- For day, time, room, and TA information, see our Fall PDF schedule or the course search tool https://registrar-apps.ucdavis.edu/courses/search/index.cfm.
- For all courses not described below, please refer to the General Catalog course descriptions: https://catalog.ucdavis.edu/courses-subject-code/fre/
FRE 001-003: Elementary French
FRE 021-023: Intermediate French
See Placement Guide or Catalog Descriptions
FRE 100: Comp In French
Prof. Claire Goldstein
This quarter we will read memorable works of fiction in French: from novellas by Flaubert and Balzac, to Madame Leprince de Beaumont’s classic fairy tale, La Belle et la bête and Jean Cocteau’s surrealist film version of the same story, to Marjanne Satrapi’s humorous and poignant graphic novel exploring cultural norms regarding gender and sexuality. Students will work in a supportive workshop setting to develop critical reading strategies in French and hone their ability to present their ideas in French, orally and in writing.

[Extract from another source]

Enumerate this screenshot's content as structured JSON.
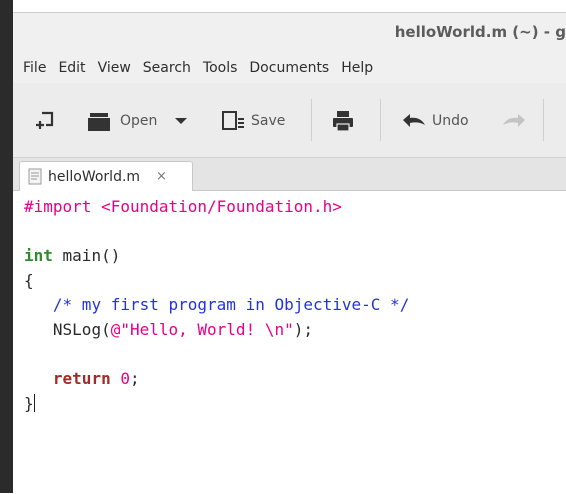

- Gustave Flaubert, Un coeur simple. Nathan/Carrés classiques (2012). 978-2091885148
- Honoré de Balzac, Sarrasine. Le livre de poche/Libretti (2001). 978-2253193050
- Madame Leprince de Beaumont, La Belle et la bête. Larousse/ Petits Classiques (2011). 978-2035855701.
- Siskin, Krueger and Fauvel, Tâches d’encre, fourth ed, Heinle/Cenage (2017). 978-1-305-58028-2. **Also available as an eTextbook
- Optional book: Marjane Satrapi, Broderies. Association (2013). 978-2844140951
FRE 108: Modern French Culture
Prof. Jeff Fort
This course will provide a survey of modern French culture and history from the late nineteenth century (especially the Dreyfus affair) to the postwar era, with an emphasis on the cultural and political crises and shifts that marked this hundred year period. We will examine especially major historical conflicts including World War I, World War II and the German Occupation, the Algerian War, the advent of the Fifth Republic, and the student and worker uprisings of May 1968. Course material will include historical documents, journalism, essays, photography, paintings, and films. Course work will include multiple writing assignments, a research project, in-class presentations, and a final exam.
FRE 109: French Phonetics
Prof. Eric Russell
Course Description: This course will introduce you to phonetic transcription using the International Phonetic Alphabet, familiarize you with how French sounds are produced alone and in context, and highlight common mistakes made by nonnative speakers of French. We will also discuss the correspondence between written and spoken French, some of the difficulties for Anglophone learners of French, and regional variation in the Francophone world.
This course is likely very different from others you have taken, and you'll be asked to look at language from a more scientific perspective. In additional to French, you should be prepared to discover a great deal about English, other languages and human linguistic production, in general; spoken forms and spelling; formal differences between the "Standard" and other varieties across the French-speaking world.
By the end of the quarter, you should:
- be able to transcribe, using the IPA, a spoken or written passage
- be able to describe the sound inventory of French using standard linguistic terminology
- recognize, understand and exemplify different phonological processes affecting the online ("real-time") production of French utterances
- recognize, evaluate and correct pronunciation flaws common to English speakers of French.
Prerequisite: French 023 or the equivalent.
GE credit (New): Social Sciences.
Format: Lecture/Discussion - 3 hours; Laboratory - 1 hour.
- Available on Canvas
FRE 200: Intro to Graduate Study
Prof. Jeff Fort
Seminar—2 hour(s). Prerequisite(s): Consent of Instructor. Graduate standing. Introduction to a range of methodologies and critical practices in the field of French Studies, including literature, culture, and linguistics. Covers basic principles of bibliographic research in the humanities. (S/U grading only.)
FRE 210: Miseducation and the Novel
Prof. Toby Warner
The Bildungsroman or novel of formation is one of the quintessential modern literary forms. Sometimes known as a sentimental education or simply as the coming-of-age novel, the genre typically follows a young protagonist from childhood through adulthood as they seek to make their way in the world and come to understand "what everyone else already knows." In this course we will explore how a wide range of authors have used coming-of-age plots to reflect on and refract colonial experiences of modernity. Specifically, we will consider how authors of colonial and postcolonial Bildungsromane often warp the arc of the genre's education plot into the story of the protagonist's miseducation. Across readings by authors such as Ferdinand Oyono, Maryse Condé, Abdellah Taïa and others, we will study how the coming-of-age novel has served as a ground from which to articulate critiques of coloniality, pose questions about identity and self-determination, and imagine new forms of happiness.
FRE 390A The Teaching of French in College
Prof. Julia Simon
Lecture/Discussion—2 hour(s). Prerequisite(s): Graduate standing or consent of instructor. Designed for graduate teaching assistants with emphasis on problems and procedures encountered by teachers of lower division classes at the university. May be repeated for credit with consent of instructor. (S/U grading only.)